Looking to establish a withdrawal plan that will provide the income you need to fund your retirement? Here are a few strategies to consider.

LifePath® Spending Tool

The LifePath® Spending Tool is designed to help retirees easily estimate retirement spending. With just two simple inputs – age and current savings – retirees can see potential estimated retirement spending in the current year, plus savings and retirement spending estimates over time.

Unlike many other retirement spending strategies, the LifePath Spending Tool incorporates life expectancy estimates and long term views on potential market performance.

The 4% withdrawal rule

Here’s how it works: Withdraw 4% of your retirement savings balance the first year of your retirement. In subsequent years, tack on an additional 2% to adjust for inflation.

For example, if you have $1 million saved, you would withdraw $40,000 the first year. The second year, you’d take out $40,800 (the original amount plus 2%). The third year, you’d withdraw $41,616 (the previous year’s amount, plus 2%), and so on.

This has been a longstanding retirement withdrawal strategy since the 1990s. However, of late, this approach has been criticized for not taking into account the effects of rising interest rates and market volatility. Indeed, if you retire at the onset of a steep stock market decline, you risk depleting your savings early. Still, many retirees value this strategy because it’s simple to follow and gives you a predictable income amount each year.

Fixed-dollar withdrawals

Some retirees take out a fixed dollar amount over a specific period of time. For example, you might decide to withdraw $40,000 annually and then reassess the dollar amount at the end of a five-year period. While this has the benefit of providing predictable annual income (which can help you budget accordingly) it doesn’t do much to protect against inflation. And, depending on the dollar amount you choose, you could erode your principal.

Fixed-dollar withdrawals chart.

For illustrative purposes only.

Fixed-percentage withdrawals

When you withdraw a set percentage of your portfolio annually, the dollar amount of the distribution will vary based on the underlying value of your portfolio. While this approach creates a certain amount of uncertainty, if you choose a percentage that is below the anticipated rate of return, you could actually grow your income and account value. On the other hand, if the percentage is too high, you risk depleting your assets prematurely.

Fixed-percentage withdrawals chart.

For illustrative purposes only.

Withdrawal of investment earnings

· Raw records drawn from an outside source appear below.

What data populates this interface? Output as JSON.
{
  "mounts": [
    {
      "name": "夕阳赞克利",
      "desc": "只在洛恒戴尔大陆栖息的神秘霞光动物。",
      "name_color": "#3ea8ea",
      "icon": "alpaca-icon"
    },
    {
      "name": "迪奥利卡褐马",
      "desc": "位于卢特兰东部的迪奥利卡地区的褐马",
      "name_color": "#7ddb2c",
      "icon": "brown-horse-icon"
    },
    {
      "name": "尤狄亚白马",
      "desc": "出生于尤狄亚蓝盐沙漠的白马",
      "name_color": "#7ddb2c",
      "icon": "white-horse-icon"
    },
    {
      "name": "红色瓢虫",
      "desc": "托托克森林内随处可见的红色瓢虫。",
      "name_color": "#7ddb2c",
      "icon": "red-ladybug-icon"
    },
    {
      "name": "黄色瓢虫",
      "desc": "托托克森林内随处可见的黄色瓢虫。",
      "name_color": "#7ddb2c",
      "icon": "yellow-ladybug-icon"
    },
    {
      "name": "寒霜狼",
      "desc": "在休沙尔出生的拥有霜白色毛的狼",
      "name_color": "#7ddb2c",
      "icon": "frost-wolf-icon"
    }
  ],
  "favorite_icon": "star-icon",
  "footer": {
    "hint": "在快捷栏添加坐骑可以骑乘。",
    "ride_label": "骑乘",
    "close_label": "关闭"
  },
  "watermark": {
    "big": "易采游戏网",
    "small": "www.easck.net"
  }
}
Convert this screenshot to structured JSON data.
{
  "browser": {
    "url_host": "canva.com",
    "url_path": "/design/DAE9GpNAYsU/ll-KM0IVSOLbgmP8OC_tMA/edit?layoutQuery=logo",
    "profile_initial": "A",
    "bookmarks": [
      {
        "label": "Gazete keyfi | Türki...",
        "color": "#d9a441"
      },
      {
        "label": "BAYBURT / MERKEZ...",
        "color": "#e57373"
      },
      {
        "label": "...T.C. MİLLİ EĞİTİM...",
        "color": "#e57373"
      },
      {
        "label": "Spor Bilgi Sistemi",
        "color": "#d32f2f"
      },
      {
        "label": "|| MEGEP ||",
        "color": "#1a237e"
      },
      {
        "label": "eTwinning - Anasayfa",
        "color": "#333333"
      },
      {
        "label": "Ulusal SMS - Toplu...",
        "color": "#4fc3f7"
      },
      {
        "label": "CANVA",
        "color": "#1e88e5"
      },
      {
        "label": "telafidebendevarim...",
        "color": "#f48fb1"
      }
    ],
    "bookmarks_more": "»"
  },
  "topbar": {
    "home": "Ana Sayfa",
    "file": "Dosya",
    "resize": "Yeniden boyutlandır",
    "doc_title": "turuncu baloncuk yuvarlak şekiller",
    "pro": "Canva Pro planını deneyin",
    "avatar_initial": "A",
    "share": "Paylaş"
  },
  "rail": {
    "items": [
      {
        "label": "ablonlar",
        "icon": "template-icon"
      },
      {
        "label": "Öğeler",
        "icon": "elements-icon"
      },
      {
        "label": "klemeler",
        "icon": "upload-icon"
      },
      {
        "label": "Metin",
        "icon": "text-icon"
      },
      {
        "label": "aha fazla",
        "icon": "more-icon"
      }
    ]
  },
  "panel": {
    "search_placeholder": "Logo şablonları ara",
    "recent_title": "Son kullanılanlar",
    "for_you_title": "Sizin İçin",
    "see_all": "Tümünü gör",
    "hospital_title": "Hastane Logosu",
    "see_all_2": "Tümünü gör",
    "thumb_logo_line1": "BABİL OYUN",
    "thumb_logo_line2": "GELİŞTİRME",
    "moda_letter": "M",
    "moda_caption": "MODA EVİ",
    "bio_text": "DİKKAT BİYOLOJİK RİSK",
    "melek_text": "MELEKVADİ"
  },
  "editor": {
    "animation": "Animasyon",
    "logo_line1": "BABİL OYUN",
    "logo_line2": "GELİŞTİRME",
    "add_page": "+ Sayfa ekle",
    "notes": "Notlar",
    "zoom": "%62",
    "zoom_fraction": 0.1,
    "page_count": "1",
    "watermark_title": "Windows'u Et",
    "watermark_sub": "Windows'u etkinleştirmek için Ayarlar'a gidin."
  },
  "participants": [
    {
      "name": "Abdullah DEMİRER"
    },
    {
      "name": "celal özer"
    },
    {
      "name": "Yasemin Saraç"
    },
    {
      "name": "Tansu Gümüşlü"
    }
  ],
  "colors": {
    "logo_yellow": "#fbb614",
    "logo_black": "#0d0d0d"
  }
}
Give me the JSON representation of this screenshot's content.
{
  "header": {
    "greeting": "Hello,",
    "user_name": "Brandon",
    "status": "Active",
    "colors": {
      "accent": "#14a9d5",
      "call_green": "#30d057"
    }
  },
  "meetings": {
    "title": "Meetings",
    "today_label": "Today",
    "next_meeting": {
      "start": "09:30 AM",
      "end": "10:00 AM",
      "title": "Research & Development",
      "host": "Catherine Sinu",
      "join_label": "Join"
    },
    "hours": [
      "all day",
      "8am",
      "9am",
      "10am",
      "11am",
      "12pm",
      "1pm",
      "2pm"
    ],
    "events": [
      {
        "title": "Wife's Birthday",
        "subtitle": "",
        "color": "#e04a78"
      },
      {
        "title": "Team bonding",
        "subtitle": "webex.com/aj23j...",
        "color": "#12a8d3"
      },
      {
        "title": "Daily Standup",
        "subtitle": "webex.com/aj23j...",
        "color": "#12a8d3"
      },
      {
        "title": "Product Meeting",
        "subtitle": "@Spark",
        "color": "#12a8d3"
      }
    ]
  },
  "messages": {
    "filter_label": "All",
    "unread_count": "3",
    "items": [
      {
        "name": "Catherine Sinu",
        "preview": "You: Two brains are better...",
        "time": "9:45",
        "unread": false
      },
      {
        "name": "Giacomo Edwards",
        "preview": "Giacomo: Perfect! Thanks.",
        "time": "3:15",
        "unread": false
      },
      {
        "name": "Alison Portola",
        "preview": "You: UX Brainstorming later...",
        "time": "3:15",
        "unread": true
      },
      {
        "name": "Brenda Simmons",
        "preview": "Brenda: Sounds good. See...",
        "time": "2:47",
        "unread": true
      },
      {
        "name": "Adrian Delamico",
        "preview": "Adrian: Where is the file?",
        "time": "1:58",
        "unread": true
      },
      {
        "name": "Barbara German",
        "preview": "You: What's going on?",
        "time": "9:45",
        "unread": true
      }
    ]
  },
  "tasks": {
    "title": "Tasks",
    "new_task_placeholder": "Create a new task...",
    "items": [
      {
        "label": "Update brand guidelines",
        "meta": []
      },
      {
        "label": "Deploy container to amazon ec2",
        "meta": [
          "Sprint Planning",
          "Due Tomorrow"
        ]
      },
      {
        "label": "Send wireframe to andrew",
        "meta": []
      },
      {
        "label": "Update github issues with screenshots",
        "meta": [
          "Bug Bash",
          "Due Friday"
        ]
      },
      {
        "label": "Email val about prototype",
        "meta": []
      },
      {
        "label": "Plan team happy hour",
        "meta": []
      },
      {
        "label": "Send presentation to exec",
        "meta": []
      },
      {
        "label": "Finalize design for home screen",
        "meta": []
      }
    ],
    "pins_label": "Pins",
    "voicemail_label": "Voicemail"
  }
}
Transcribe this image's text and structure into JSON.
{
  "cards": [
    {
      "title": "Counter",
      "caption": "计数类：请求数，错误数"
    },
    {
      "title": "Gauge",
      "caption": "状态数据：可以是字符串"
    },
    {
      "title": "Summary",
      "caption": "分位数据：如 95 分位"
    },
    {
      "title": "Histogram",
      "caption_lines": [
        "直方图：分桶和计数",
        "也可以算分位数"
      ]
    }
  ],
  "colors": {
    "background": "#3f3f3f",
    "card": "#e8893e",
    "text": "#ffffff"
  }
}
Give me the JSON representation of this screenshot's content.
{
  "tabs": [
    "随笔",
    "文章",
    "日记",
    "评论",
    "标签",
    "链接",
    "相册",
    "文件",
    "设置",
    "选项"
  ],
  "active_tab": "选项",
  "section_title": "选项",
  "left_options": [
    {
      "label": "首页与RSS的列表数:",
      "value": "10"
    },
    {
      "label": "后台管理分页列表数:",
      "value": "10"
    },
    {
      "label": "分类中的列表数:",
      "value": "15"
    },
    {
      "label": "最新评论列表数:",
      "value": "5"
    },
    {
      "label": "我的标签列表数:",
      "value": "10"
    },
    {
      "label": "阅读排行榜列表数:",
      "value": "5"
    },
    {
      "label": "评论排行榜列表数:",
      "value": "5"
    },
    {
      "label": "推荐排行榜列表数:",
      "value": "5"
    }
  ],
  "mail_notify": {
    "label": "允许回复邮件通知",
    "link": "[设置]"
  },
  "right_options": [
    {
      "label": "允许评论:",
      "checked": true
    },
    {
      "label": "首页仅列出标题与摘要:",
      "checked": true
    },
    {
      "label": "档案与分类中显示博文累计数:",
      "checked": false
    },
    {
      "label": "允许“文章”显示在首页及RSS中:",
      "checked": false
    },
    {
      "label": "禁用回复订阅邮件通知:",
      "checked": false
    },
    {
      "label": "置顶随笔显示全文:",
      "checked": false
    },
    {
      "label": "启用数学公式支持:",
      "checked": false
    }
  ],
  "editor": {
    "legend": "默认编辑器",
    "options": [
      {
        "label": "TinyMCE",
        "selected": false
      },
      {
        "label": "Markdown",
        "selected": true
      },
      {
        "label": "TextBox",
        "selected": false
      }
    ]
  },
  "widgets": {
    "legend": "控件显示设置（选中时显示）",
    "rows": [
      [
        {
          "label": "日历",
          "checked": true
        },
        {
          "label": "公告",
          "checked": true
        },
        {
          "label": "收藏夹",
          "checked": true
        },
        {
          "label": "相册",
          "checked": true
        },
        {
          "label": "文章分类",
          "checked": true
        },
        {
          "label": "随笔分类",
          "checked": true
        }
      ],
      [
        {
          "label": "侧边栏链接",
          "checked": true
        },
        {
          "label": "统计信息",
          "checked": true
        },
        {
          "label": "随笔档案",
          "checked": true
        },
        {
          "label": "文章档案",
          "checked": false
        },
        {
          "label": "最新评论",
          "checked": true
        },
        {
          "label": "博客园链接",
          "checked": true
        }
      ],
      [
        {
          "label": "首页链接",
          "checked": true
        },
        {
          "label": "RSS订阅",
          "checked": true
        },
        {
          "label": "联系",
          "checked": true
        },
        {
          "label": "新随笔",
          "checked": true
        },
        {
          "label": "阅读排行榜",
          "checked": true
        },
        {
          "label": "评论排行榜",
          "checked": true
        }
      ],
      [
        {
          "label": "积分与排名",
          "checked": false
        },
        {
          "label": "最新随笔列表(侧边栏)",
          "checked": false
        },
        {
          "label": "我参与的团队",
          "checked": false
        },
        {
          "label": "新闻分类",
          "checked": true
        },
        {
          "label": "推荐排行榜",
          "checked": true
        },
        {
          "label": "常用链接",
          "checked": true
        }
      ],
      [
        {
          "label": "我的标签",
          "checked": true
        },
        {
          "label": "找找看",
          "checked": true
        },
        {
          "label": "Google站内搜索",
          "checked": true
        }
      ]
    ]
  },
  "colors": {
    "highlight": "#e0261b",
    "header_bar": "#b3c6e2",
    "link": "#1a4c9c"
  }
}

Under this strategy, you only withdraw the income (e.g. dividends, interest) created by the underlying investments in your portfolio. Because your principal remains intact, this prevents you from running out of money and affords you the potential to continue to grow your investments while still providing you with retirement income. That said, the amount of income you receive in any given year will vary, since it is dependent on market performance. And there is the risk that what you are able to withdraw will not keep pace with inflation.

Withdrawal of investment earnings chart.

For illustrative purposes only.

Withdrawal “buckets” strategy

With the “buckets” strategy, you withdraw assets from three “buckets,” or separate types of accounts holding your assets.

Here’s the break-down: The first bucket should hold about 20% of your savings, or three to five years of living expenses, in cash, while the second bucket holds mostly fixed income securities. The third bucket contains your remaining investments in equities. As you use the cash from the first bucket, you replenish it with earnings from the second and third buckets.

By setting aside several years' worth of living expenses, your investments ideally would have more time to grow, sustaining as much of your savings as you can for as long as possible.


Although we’ve outlined some of the more common retirement withdrawal strategies for you here, there’s nothing that says you have to stick with a single option. You can mix and match the above approaches to arrive at the optimal income plan for your circumstances. In other words, as you think through what your major expenses are likely to be in retirement, you can combine investment strategies and fund your various income needs separately.